There are many different types of product technology: hardware – embedded in the hardware itself; software – on the computer; infrastructure – on servers (in-house or hosted); data – held on databases (in-house or hosted); content – stored online also online or online only; and social networks -rich communities with shared knowledge. There are also combinations of these things, such as cloud computing combined with in-house servers (Amazon Web Services).
When we speak about “product technology” here we mean all those things together. In this sense, it can be argued that any device you own shares some degree of product technology if we define it broadly enough to encompass all sorts of products you may have access to today. However, when talking about products specifically made for people by people we tend to mean devices themselves rather than other devices you may have access to (for example your phone).
After spending the better part of a decade studying this topic, I have become convinced that there are three main types of product technology:
1. Product-market fit: this is the state in which a product has been carefully designed and is ready for market launch.
2. Product-market fit + technology: this is when you apply some new technology to your product to make it more appealing to users (alternative names: technological evolution, innovation), but without touching any other parts of the business model.
3. Product-market fit + technology + business model: this is when you add new technologies to your product and keep everything else unchanged as long as it doesn’t interfere with the core idea/value proposition (alternative names: technological evolution, continuity)
Nowadays, when one company tries to use new technology on another company, they are likely to get labeled as “ copycats” or “marauders” (which isn’t what they want). It can be irritating but there is no need for that – just be aware of these subtle differences and make sure you are not mistaken for someone else who does something similar but hasn’t applied any new technologies. If a startup gets into trouble with their competitors about their use of new technologies, it may well be because they didn’t think through the implications of adopting them and therefore didn’t allow enough time or flexibility for users to adapt to them. It’s all about understanding your customer and making smart, thoughtful choices about how you can move forward in creating value for them.

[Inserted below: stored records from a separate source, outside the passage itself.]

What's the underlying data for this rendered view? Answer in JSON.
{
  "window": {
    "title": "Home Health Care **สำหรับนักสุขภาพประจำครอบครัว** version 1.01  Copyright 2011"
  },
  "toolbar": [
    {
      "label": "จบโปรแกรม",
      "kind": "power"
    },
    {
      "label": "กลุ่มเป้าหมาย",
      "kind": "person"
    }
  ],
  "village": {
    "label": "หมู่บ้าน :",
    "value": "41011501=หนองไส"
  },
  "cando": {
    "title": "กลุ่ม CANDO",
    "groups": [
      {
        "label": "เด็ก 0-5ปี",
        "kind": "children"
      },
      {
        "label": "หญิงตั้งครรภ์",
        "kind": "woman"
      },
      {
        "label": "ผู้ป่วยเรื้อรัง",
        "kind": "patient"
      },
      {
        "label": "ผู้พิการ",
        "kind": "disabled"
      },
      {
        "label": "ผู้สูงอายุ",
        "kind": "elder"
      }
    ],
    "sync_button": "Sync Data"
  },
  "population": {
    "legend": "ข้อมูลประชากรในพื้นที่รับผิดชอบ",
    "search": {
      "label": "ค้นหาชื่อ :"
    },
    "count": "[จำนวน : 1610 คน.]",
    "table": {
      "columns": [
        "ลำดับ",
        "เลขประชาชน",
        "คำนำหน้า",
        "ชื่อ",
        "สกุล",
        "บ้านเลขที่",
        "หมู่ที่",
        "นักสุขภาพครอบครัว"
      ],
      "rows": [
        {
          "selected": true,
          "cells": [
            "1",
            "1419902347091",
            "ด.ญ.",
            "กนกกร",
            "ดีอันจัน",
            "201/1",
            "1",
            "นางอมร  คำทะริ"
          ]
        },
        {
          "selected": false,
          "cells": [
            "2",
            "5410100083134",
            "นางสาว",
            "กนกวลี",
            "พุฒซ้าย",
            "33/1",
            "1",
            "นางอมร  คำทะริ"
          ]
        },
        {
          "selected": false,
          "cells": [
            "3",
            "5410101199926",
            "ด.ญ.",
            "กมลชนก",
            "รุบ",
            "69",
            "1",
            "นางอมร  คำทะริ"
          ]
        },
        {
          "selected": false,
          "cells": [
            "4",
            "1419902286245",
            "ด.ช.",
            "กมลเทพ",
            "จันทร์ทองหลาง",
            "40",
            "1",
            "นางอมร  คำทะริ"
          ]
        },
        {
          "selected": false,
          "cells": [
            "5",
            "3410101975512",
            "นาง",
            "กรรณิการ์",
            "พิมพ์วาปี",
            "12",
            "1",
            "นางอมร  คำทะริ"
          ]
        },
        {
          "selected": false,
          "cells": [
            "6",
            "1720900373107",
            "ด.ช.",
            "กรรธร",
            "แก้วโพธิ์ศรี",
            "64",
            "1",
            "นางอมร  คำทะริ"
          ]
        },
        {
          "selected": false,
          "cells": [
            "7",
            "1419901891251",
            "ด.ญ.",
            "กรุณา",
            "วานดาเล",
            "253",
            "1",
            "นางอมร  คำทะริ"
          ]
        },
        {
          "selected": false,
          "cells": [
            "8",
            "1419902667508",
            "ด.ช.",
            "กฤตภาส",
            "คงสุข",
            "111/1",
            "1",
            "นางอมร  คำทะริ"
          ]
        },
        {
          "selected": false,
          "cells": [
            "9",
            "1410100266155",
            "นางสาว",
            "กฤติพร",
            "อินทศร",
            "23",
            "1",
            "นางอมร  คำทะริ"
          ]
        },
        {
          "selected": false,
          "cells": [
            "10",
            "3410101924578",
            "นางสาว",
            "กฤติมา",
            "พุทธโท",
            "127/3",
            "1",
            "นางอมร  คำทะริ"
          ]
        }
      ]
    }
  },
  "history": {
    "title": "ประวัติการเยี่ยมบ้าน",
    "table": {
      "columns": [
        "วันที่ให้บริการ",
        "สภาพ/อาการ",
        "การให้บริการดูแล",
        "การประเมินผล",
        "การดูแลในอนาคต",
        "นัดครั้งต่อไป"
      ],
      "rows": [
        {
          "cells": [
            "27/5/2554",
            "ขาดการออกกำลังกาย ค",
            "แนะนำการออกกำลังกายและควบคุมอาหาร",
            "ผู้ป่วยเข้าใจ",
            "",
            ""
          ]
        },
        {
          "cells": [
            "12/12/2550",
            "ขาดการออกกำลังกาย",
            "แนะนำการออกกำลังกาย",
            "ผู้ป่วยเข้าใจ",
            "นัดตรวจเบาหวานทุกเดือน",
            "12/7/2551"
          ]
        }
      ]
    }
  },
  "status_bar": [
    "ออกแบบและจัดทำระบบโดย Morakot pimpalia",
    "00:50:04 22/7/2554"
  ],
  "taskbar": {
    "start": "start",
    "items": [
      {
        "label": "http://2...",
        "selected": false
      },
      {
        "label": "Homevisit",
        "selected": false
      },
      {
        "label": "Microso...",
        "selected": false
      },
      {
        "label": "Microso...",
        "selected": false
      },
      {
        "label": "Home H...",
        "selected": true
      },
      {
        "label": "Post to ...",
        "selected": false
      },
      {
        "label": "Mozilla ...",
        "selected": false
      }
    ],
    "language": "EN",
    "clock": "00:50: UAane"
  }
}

What Is Product Technology? – Short answer (and why it matters): 1) What are products? 2) What do we mean by “product”? 3) What should we be concerned about when using these terms? 4) This article contains an introduction on each topic in detail so that the reader can fully understand each type of product technology and its different benefits/use cases 5) The “right tool” will come later… 6) How do I know if I should use a particular type of product technology? 7) What is different between “product-market fit” vs “product-market fit + technology”? 8) How do I know if my product fits the market? 9) How can I create value for my customers through my products? 10) How do I know if my customers like my products?.